▶ [Work task] Out of the data below, copy every line with the string "ΠΗΓΗ".
---- Data records
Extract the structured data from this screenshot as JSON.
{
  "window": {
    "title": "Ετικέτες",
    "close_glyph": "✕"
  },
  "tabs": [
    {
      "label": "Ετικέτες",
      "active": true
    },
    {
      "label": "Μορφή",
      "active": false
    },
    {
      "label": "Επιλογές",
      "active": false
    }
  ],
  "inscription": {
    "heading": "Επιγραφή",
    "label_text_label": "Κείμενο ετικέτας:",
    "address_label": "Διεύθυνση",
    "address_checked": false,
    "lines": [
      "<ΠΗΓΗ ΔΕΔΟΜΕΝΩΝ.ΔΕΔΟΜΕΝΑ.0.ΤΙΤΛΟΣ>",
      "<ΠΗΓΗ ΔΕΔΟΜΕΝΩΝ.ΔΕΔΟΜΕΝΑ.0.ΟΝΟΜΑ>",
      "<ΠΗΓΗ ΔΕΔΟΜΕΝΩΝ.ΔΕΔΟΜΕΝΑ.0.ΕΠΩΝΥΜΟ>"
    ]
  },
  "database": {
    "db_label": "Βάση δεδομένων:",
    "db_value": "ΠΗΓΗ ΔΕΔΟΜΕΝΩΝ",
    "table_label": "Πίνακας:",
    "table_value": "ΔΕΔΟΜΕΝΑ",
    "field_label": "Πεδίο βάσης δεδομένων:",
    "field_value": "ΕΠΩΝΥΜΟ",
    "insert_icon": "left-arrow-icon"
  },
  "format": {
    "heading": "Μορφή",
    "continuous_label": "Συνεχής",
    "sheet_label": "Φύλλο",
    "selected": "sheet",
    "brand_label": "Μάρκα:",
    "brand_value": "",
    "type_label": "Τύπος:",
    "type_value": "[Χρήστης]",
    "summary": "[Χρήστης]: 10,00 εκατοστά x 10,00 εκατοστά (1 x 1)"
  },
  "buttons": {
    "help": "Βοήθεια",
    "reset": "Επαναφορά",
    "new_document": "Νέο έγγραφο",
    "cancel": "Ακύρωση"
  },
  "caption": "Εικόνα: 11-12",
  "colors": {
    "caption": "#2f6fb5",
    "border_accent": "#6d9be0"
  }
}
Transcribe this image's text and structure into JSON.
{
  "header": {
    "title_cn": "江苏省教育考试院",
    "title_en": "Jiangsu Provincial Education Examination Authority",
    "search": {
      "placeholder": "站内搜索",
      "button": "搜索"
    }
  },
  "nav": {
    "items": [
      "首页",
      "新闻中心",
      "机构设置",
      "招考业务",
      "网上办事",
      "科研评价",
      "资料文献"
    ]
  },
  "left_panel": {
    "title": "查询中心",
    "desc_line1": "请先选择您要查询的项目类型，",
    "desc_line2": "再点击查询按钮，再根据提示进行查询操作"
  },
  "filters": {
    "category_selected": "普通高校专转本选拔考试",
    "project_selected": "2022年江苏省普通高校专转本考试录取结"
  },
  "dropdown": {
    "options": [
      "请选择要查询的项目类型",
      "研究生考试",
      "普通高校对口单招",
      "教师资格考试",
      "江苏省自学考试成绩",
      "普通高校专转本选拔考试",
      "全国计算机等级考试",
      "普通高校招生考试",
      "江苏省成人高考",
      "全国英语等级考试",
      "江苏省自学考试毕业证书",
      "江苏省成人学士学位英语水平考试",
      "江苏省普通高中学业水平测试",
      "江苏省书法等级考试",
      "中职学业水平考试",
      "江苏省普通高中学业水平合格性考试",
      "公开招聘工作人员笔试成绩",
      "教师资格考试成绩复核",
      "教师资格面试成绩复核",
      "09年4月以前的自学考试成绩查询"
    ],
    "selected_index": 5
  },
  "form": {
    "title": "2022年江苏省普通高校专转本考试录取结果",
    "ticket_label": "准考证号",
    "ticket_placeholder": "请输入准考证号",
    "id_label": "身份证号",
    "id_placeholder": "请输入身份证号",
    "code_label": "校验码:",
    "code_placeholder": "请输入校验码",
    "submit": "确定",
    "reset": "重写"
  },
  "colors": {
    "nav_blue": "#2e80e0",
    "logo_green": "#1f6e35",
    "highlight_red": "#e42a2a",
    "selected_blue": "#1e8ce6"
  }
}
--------
▶ [Finished exercise]
      "<ΠΗΓΗ ΔΕΔΟΜΕΝΩΝ.ΔΕΔΟΜΕΝΑ.0.ΤΙΤΛΟΣ>",
      "<ΠΗΓΗ ΔΕΔΟΜΕΝΩΝ.ΔΕΔΟΜΕΝΑ.0.ΟΝΟΜΑ>",
      "<ΠΗΓΗ ΔΕΔΟΜΕΝΩΝ.ΔΕΔΟΜΕΝΑ.0.ΕΠΩΝΥΜΟ>"
    "db_value": "ΠΗΓΗ ΔΕΔΟΜΕΝΩΝ",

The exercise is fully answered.